**EXERCISE PROMPT:** From first line to last, retype the data exactly.

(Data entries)
/---
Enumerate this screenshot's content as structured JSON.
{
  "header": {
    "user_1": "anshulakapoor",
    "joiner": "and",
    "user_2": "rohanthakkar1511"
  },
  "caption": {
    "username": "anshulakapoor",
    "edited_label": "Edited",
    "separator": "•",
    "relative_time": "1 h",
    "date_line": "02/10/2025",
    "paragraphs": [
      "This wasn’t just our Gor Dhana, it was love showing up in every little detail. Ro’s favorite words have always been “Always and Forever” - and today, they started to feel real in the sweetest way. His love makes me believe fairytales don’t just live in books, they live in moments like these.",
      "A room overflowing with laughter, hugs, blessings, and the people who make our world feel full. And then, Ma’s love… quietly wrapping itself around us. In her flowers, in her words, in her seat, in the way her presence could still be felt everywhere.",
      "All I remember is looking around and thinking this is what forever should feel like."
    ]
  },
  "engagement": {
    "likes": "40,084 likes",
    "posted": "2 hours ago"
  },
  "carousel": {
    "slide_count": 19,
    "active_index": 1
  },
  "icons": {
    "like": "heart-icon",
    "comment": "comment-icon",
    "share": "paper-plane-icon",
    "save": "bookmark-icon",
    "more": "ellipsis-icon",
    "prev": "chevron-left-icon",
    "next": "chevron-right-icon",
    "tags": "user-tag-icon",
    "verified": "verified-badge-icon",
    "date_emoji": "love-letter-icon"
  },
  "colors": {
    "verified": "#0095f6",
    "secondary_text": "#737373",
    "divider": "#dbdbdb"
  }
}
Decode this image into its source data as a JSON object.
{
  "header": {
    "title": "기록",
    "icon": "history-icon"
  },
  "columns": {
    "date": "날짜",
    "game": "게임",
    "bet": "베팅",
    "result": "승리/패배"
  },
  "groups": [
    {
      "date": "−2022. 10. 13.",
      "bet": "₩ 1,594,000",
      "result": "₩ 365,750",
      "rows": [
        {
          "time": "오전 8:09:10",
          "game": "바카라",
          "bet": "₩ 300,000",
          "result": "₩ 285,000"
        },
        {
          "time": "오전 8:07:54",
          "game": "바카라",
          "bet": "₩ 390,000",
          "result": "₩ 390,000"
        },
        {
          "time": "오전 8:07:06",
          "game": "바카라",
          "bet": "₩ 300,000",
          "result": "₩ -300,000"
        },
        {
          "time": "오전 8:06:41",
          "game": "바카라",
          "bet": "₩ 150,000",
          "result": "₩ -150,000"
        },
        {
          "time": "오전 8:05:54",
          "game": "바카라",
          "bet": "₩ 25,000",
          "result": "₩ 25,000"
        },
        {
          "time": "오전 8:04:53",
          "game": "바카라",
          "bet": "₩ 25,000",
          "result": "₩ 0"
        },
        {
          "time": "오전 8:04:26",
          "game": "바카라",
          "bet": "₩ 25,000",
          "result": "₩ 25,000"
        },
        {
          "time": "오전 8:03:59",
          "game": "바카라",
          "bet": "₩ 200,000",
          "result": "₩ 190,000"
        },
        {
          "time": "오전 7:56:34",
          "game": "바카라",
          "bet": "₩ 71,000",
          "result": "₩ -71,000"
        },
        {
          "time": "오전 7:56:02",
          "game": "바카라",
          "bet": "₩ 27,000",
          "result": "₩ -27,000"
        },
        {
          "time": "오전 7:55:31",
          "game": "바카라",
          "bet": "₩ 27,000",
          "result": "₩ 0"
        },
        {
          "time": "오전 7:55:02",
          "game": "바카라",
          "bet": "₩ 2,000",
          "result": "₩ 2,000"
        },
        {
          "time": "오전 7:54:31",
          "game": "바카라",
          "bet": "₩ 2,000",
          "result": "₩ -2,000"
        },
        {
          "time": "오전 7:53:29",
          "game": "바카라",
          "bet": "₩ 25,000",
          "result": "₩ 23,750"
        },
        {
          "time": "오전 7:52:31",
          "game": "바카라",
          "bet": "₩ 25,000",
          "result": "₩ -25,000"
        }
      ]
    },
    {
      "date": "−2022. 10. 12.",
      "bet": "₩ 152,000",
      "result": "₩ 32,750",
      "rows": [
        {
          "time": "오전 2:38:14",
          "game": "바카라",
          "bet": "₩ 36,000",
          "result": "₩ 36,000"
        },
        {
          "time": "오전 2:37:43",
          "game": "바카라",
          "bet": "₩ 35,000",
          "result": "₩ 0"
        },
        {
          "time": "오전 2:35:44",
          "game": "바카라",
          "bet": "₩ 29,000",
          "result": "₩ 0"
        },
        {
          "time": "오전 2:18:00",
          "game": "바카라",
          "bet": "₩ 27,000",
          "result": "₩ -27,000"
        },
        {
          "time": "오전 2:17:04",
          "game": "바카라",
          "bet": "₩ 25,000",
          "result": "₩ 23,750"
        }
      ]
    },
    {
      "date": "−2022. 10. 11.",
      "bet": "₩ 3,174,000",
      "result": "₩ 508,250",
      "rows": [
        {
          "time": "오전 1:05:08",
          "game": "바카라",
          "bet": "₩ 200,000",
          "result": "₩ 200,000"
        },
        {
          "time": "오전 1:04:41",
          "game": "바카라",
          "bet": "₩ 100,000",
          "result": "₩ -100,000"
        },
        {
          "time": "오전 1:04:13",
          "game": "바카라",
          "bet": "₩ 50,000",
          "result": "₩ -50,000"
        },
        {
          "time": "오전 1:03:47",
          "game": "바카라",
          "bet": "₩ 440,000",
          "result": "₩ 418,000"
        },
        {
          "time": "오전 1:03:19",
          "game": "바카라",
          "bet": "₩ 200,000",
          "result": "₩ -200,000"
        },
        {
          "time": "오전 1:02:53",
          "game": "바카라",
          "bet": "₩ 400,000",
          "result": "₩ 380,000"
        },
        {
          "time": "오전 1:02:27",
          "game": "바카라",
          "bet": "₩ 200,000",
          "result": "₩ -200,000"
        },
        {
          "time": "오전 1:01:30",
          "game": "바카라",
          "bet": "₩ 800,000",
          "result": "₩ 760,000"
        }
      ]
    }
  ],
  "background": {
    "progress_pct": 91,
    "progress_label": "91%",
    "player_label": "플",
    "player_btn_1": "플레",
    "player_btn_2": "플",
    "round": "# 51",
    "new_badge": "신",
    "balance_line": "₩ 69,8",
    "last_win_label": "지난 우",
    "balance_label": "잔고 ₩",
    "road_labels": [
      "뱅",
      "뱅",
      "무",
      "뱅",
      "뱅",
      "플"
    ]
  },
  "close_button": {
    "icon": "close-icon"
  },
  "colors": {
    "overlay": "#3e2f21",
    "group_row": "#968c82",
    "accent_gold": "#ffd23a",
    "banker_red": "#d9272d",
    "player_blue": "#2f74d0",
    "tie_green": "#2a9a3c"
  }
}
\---
**RESULT OF THE TASK:**
Enumerate this screenshot's content as structured JSON.
{
  "header": {
    "user_1": "anshulakapoor",
    "joiner": "and",
    "user_2": "rohanthakkar1511"
  },
  "caption": {
    "username": "anshulakapoor",
    "edited_label": "Edited",
    "separator": "•",
    "relative_time": "1 h",
    "date_line": "02/10/2025",
    "paragraphs": [
      "This wasn’t just our Gor Dhana, it was love showing up in every little detail. Ro’s favorite words have always been “Always and Forever” - and today, they started to feel real in the sweetest way. His love makes me believe fairytales don’t just live in books, they live in moments like these.",
      "A room overflowing with laughter, hugs, blessings, and the people who make our world feel full. And then, Ma’s love… quietly wrapping itself around us. In her flowers, in her words, in her seat, in the way her presence could still be felt everywhere.",
      "All I remember is looking around and thinking this is what forever should feel like."
    ]
  },
  "engagement": {
    "likes": "40,084 likes",
    "posted": "2 hours ago"
  },
  "carousel": {
    "slide_count": 19,
    "active_index": 1
  },
  "icons": {
    "like": "heart-icon",
    "comment": "comment-icon",
    "share": "paper-plane-icon",
    "save": "bookmark-icon",
    "more": "ellipsis-icon",
    "prev": "chevron-left-icon",
    "next": "chevron-right-icon",
    "tags": "user-tag-icon",
    "verified": "verified-badge-icon",
    "date_emoji": "love-letter-icon"
  },
  "colors": {
    "verified": "#0095f6",
    "secondary_text": "#737373",
    "divider": "#dbdbdb"
  }
}
Decode this image into its source data as a JSON object.
{
  "header": {
    "title": "기록",
    "icon": "history-icon"
  },
  "columns": {
    "date": "날짜",
    "game": "게임",
    "bet": "베팅",
    "result": "승리/패배"
  },
  "groups": [
    {
      "date": "−2022. 10. 13.",
      "bet": "₩ 1,594,000",
      "result": "₩ 365,750",
      "rows": [
        {
          "time": "오전 8:09:10",
          "game": "바카라",
          "bet": "₩ 300,000",
          "result": "₩ 285,000"
        },
        {
          "time": "오전 8:07:54",
          "game": "바카라",
          "bet": "₩ 390,000",
          "result": "₩ 390,000"
        },
        {
          "time": "오전 8:07:06",
          "game": "바카라",
          "bet": "₩ 300,000",
          "result": "₩ -300,000"
        },
        {
          "time": "오전 8:06:41",
          "game": "바카라",
          "bet": "₩ 150,000",
          "result": "₩ -150,000"
        },
        {
          "time": "오전 8:05:54",
          "game": "바카라",
          "bet": "₩ 25,000",
          "result": "₩ 25,000"
        },
        {
          "time": "오전 8:04:53",
          "game": "바카라",
          "bet": "₩ 25,000",
          "result": "₩ 0"
        },
        {
          "time": "오전 8:04:26",
          "game": "바카라",
          "bet": "₩ 25,000",
          "result": "₩ 25,000"
        },
        {
          "time": "오전 8:03:59",
          "game": "바카라",
          "bet": "₩ 200,000",
          "result": "₩ 190,000"
        },
        {
          "time": "오전 7:56:34",
          "game": "바카라",
          "bet": "₩ 71,000",
          "result": "₩ -71,000"
        },
        {
          "time": "오전 7:56:02",
          "game": "바카라",
          "bet": "₩ 27,000",
          "result": "₩ -27,000"
        },
        {
          "time": "오전 7:55:31",
          "game": "바카라",
          "bet": "₩ 27,000",
          "result": "₩ 0"
        },
        {
          "time": "오전 7:55:02",
          "game": "바카라",
          "bet": "₩ 2,000",
          "result": "₩ 2,000"
        },
        {
          "time": "오전 7:54:31",
          "game": "바카라",
          "bet": "₩ 2,000",
          "result": "₩ -2,000"
        },
        {
          "time": "오전 7:53:29",
          "game": "바카라",
          "bet": "₩ 25,000",
          "result": "₩ 23,750"
        },
        {
          "time": "오전 7:52:31",
          "game": "바카라",
          "bet": "₩ 25,000",
          "result": "₩ -25,000"
        }
      ]
    },
    {
      "date": "−2022. 10. 12.",
      "bet": "₩ 152,000",
      "result": "₩ 32,750",
      "rows": [
        {
          "time": "오전 2:38:14",
          "game": "바카라",
          "bet": "₩ 36,000",
          "result": "₩ 36,000"
        },
        {
          "time": "오전 2:37:43",
          "game": "바카라",
          "bet": "₩ 35,000",
          "result": "₩ 0"
        },
        {
          "time": "오전 2:35:44",
          "game": "바카라",
          "bet": "₩ 29,000",
          "result": "₩ 0"
        },
        {
          "time": "오전 2:18:00",
          "game": "바카라",
          "bet": "₩ 27,000",
          "result": "₩ -27,000"
        },
        {
          "time": "오전 2:17:04",
          "game": "바카라",
          "bet": "₩ 25,000",
          "result": "₩ 23,750"
        }
      ]
    },
    {
      "date": "−2022. 10. 11.",
      "bet": "₩ 3,174,000",
      "result": "₩ 508,250",
      "rows": [
        {
          "time": "오전 1:05:08",
          "game": "바카라",
          "bet": "₩ 200,000",
          "result": "₩ 200,000"
        },
        {
          "time": "오전 1:04:41",
          "game": "바카라",
          "bet": "₩ 100,000",
          "result": "₩ -100,000"
        },
        {
          "time": "오전 1:04:13",
          "game": "바카라",
          "bet": "₩ 50,000",
          "result": "₩ -50,000"
        },
        {
          "time": "오전 1:03:47",
          "game": "바카라",
          "bet": "₩ 440,000",
          "result": "₩ 418,000"
        },
        {
          "time": "오전 1:03:19",
          "game": "바카라",
          "bet": "₩ 200,000",
          "result": "₩ -200,000"
        },
        {
          "time": "오전 1:02:53",
          "game": "바카라",
          "bet": "₩ 400,000",
          "result": "₩ 380,000"
        },
        {
          "time": "오전 1:02:27",
          "game": "바카라",
          "bet": "₩ 200,000",
          "result": "₩ -200,000"
        },
        {
          "time": "오전 1:01:30",
          "game": "바카라",
          "bet": "₩ 800,000",
          "result": "₩ 760,000"
        }
      ]
    }
  ],
  "background": {
    "progress_pct": 91,
    "progress_label": "91%",
    "player_label": "플",
    "player_btn_1": "플레",
    "player_btn_2": "플",
    "round": "# 51",
    "new_badge": "신",
    "balance_line": "₩ 69,8",
    "last_win_label": "지난 우",
    "balance_label": "잔고 ₩",
    "road_labels": [
      "뱅",
      "뱅",
      "무",
      "뱅",
      "뱅",
      "플"
    ]
  },
  "close_button": {
    "icon": "close-icon"
  },
  "colors": {
    "overlay": "#3e2f21",
    "group_row": "#968c82",
    "accent_gold": "#ffd23a",
    "banker_red": "#d9272d",
    "player_blue": "#2f74d0",
    "tie_green": "#2a9a3c"
  }
}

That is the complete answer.